Loyalist murder victim's daughter wins High Court bid
A woman whose father was shot dead in 1982 has won the right to challenge a possible 10-year delay on a report into how police handled his murder.
Patrick Murphy, 63, was killed by loyalists in his shop at Mount Merrion Avenue, Belfast, in November 1982.
Patricia Bell, 67, went to court after she learned it could be 2025 - 21 years after her family lodged a complaint - before any report was completed.
Her lawyer described such a delay as "absolutely farcical".
Eleven years ago, in 2004, Mr Murphy's family lodged their case with the Police Ombudsman about how the police investigation into his killing was handled.
Last autumn, Ombudsman Dr Michael Maguire said his budget had been reduced by about £750,000.
This could mean delays lasting years in reports into allegations of collusion by police in almost 300 killings in the Troubles in Northern Ireland.
As a result of the delay in Mr Murphy's case, Ms Bell's lawyers lodged judicial review proceedings against both the Ombudsman's Office and the Department of Justice.
The claim is that the hold-up is unlawful and in breach of a statutory obligation to investigate.
Lawyers for Ms Bell argued that there had been failures to either prioritise the case or to provide sufficient resources for the watchdog to discharge its statutory duty within a reasonable time-frame.
Resisting the legal challenge, counsel for Justice Minister David Ford argued that December's Stormont House Agreement could be a "game-changer" in reducing delays.
The court was told this would deal with any backlog and reverse funding cuts.
A new historical investigations unit (HIU) taking over responsibility for examining legacy cases is expected to be in operation by next summer.
High Court judge, Mr Justice Treacy, was also told a budget of £150m would be made available over a five-year period.
However, in court in Belfast on Friday, a judicial review was granted and the case will progress to a full hearing later this year.
Outside court, Ms Bell's lawyer insisted budget cuts should not be a reason for holding up investigations into historic cases.
"The delay over a murder that occurred back in 1982 is absolutely farcical," Ms Bell's solicitor, Ciaran Toner of Finucane Toner Solicitors, said.

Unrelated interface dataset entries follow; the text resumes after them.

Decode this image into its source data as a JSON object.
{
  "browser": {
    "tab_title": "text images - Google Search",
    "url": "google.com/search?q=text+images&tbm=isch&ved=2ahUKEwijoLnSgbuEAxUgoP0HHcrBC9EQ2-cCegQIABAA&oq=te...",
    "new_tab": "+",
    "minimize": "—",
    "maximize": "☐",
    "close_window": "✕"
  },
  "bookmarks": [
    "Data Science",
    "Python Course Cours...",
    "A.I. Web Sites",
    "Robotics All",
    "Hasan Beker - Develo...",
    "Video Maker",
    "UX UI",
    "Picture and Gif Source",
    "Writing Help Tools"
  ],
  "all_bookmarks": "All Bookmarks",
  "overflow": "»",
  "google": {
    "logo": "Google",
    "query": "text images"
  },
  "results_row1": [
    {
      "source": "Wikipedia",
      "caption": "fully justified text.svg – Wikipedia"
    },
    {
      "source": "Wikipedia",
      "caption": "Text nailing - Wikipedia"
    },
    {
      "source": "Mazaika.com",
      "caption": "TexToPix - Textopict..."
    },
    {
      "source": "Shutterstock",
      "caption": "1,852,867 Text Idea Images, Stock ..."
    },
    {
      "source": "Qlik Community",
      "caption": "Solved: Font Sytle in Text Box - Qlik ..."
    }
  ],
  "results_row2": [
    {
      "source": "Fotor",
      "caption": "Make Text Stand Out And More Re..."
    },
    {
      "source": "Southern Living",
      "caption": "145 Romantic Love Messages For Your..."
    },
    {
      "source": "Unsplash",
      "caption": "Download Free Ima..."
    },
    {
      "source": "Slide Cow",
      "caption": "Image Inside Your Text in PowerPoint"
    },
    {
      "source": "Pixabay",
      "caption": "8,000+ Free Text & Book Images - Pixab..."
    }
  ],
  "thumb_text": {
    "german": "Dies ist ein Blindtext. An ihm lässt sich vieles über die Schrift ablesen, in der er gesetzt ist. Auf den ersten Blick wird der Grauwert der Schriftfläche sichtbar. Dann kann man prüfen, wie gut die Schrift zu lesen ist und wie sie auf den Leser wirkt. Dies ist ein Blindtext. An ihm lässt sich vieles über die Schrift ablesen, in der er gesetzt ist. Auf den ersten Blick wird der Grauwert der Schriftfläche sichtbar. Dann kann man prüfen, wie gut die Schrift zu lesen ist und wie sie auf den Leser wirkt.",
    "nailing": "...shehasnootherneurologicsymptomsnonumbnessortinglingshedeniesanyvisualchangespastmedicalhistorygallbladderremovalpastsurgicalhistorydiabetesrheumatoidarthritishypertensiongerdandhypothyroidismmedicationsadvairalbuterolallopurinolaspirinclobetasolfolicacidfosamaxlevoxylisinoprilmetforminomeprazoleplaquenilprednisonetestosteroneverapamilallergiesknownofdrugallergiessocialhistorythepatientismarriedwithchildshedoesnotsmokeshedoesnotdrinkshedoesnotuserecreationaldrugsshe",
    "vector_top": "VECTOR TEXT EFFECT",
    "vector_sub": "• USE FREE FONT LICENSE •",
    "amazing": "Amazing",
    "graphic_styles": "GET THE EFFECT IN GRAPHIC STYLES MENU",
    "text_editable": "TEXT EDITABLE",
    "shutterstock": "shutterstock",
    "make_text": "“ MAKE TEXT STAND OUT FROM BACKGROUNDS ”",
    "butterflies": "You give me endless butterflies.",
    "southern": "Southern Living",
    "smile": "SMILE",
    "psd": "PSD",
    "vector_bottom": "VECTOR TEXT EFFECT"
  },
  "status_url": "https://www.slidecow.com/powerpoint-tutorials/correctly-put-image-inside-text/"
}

"My clients lodged their complaint with the Police Ombudsman's Office back in 2004, and yet they have been told that because of budgetary constraints they will have to wait for an investigative report until 2025."